What my students (and myself) are actually doing is, of course, blaming the victim. Is it the person's fault who got offended over the racist joke that we shouldn't tell racists jokes? No, it's the system that encourages racism. The offended party is the victim here. Is it the black person's fault that Affirmative Action exists? No, he is the victim of the unequal hiring practices. Is it a POC's fault that they can't find a celebrity doppelganger that looks like them? Duh, no. It is, once again, our society's fault.
Now, this response, while it is handy, elides over another very important point.
WHITE PEOPLE BENEFIT FROM RACISM.
While you, the white person, are being mildly aggravated by the fervor over that joke, mascot, movie, or Facebook activity, you may be living in a house that an (equally well-qualified) POC could not get a home loan for, working at a job that rejected the application of an (equally well-qualified) POC for no specific reason that anyone in the hiring committee could put their finger on, and living a life entirely free from fear that police will pull you over and harass you or beat you for no reason at all except the color of your skin. Just to name a few examples.
But as I mentioned in a previous post, many people get uneasy at the idea that they benefit from the system or that the balance has been unfairly tipped in their favor. I saved for that down payment! I went to school for six years for the degree to get that job! I always use my turn signals so the police have no reason to pull me over! And etc.
Both of these statements are true - racism does hurt everybody, and white people do benefit from racism. However, I can only gently suggest the second to many of my students, or their defensiveness will discredit anything else I have to say.
And so I have to hope that by shouting the first statement I will get them to think twice about their victim-blaming annoyance, and by whispering the second, they may finally open their eyes and be angry about the ways in which they have unwittingly assisted in the active oppression of others.

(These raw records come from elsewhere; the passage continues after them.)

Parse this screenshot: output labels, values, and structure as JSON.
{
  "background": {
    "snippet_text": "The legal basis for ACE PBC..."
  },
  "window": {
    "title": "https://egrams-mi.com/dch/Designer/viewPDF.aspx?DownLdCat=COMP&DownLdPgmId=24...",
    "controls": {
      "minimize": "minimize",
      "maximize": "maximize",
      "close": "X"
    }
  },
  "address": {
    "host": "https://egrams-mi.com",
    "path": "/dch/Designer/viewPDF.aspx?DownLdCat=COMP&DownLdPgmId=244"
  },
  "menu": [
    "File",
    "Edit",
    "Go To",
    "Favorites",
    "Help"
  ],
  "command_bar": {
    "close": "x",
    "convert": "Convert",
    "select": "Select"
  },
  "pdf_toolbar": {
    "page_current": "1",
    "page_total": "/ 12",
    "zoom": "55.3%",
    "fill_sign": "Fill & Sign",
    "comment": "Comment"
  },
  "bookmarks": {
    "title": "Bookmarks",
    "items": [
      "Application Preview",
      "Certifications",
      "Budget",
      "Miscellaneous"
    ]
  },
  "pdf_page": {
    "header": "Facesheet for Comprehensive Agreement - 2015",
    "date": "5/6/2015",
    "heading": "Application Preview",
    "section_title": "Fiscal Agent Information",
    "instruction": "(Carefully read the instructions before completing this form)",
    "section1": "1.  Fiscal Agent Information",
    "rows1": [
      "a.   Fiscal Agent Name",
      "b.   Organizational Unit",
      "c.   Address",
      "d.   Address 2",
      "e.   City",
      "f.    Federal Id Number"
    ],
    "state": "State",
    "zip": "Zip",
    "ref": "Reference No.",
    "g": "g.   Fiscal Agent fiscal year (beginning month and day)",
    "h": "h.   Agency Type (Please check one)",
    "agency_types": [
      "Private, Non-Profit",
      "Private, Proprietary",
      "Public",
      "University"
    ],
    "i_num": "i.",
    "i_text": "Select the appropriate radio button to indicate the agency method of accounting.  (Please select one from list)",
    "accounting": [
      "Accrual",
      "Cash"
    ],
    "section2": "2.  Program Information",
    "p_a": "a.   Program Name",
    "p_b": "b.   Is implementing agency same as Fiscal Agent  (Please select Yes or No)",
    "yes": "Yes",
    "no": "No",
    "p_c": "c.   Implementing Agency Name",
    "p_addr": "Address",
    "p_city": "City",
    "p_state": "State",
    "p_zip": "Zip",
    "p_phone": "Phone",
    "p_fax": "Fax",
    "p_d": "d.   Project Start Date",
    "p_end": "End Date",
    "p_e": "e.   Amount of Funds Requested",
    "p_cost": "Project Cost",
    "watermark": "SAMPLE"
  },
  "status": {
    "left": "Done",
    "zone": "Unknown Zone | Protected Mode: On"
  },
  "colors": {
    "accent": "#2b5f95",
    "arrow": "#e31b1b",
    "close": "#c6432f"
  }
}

*If this happened even a third as often as some of my students suggest, we wouldn't have a minority unemployment problem.